PROVIDED DATA:
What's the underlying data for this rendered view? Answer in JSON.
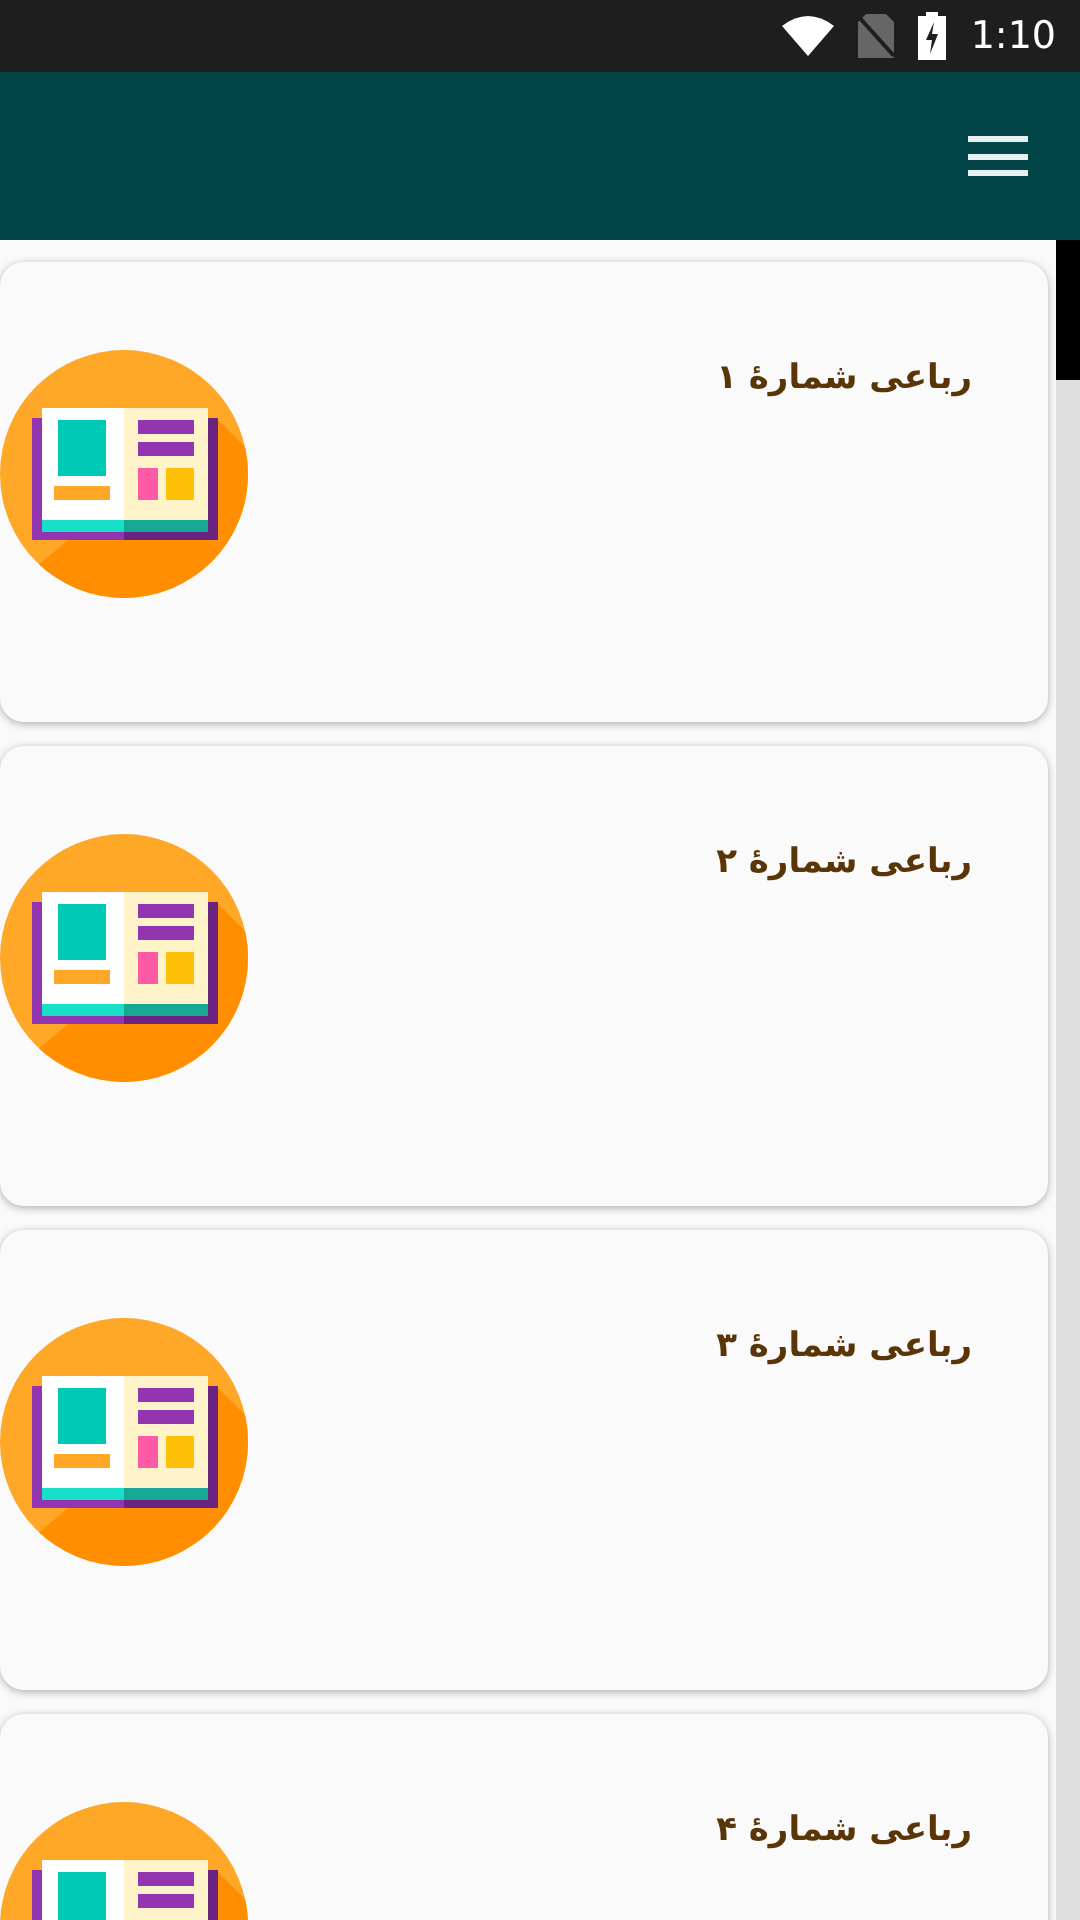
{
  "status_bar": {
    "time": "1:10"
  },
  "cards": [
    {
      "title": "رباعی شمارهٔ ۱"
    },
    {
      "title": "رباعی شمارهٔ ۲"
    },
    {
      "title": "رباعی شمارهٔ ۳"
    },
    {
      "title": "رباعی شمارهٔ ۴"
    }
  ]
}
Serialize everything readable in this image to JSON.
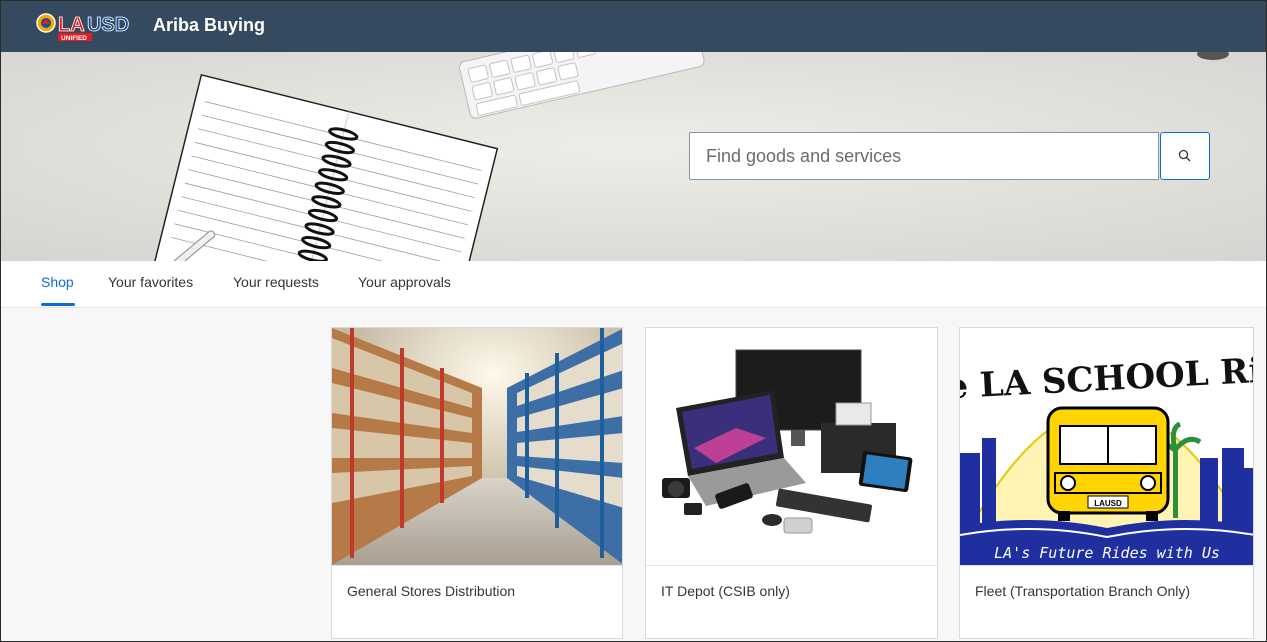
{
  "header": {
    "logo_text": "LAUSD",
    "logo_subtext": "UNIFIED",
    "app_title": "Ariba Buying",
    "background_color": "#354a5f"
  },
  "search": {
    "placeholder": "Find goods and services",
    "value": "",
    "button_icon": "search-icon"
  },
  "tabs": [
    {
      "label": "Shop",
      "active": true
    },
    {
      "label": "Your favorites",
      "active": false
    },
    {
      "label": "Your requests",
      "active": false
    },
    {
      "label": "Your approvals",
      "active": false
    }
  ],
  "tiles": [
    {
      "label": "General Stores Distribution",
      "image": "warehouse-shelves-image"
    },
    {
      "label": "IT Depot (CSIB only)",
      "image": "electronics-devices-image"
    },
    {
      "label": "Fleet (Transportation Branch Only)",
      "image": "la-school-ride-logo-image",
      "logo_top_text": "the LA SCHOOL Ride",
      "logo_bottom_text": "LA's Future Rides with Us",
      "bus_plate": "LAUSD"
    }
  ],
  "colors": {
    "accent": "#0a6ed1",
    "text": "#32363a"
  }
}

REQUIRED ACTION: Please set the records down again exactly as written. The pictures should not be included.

ANSWER TO THIS PROBLEM:
What's the underlying data for this rendered view? Answer in JSON.
{
  "status_bar": {
    "time": "1:10"
  },
  "cards": [
    {
      "title": "رباعی شمارهٔ ۱"
    },
    {
      "title": "رباعی شمارهٔ ۲"
    },
    {
      "title": "رباعی شمارهٔ ۳"
    },
    {
      "title": "رباعی شمارهٔ ۴"
    }
  ]
}
Serialize everything readable in this image to JSON.
{
  "header": {
    "logo_text": "LAUSD",
    "logo_subtext": "UNIFIED",
    "app_title": "Ariba Buying",
    "background_color": "#354a5f"
  },
  "search": {
    "placeholder": "Find goods and services",
    "value": "",
    "button_icon": "search-icon"
  },
  "tabs": [
    {
      "label": "Shop",
      "active": true
    },
    {
      "label": "Your favorites",
      "active": false
    },
    {
      "label": "Your requests",
      "active": false
    },
    {
      "label": "Your approvals",
      "active": false
    }
  ],
  "tiles": [
    {
      "label": "General Stores Distribution",
      "image": "warehouse-shelves-image"
    },
    {
      "label": "IT Depot (CSIB only)",
      "image": "electronics-devices-image"
    },
    {
      "label": "Fleet (Transportation Branch Only)",
      "image": "la-school-ride-logo-image",
      "logo_top_text": "the LA SCHOOL Ride",
      "logo_bottom_text": "LA's Future Rides with Us",
      "bus_plate": "LAUSD"
    }
  ],
  "colors": {
    "accent": "#0a6ed1",
    "text": "#32363a"
  }
}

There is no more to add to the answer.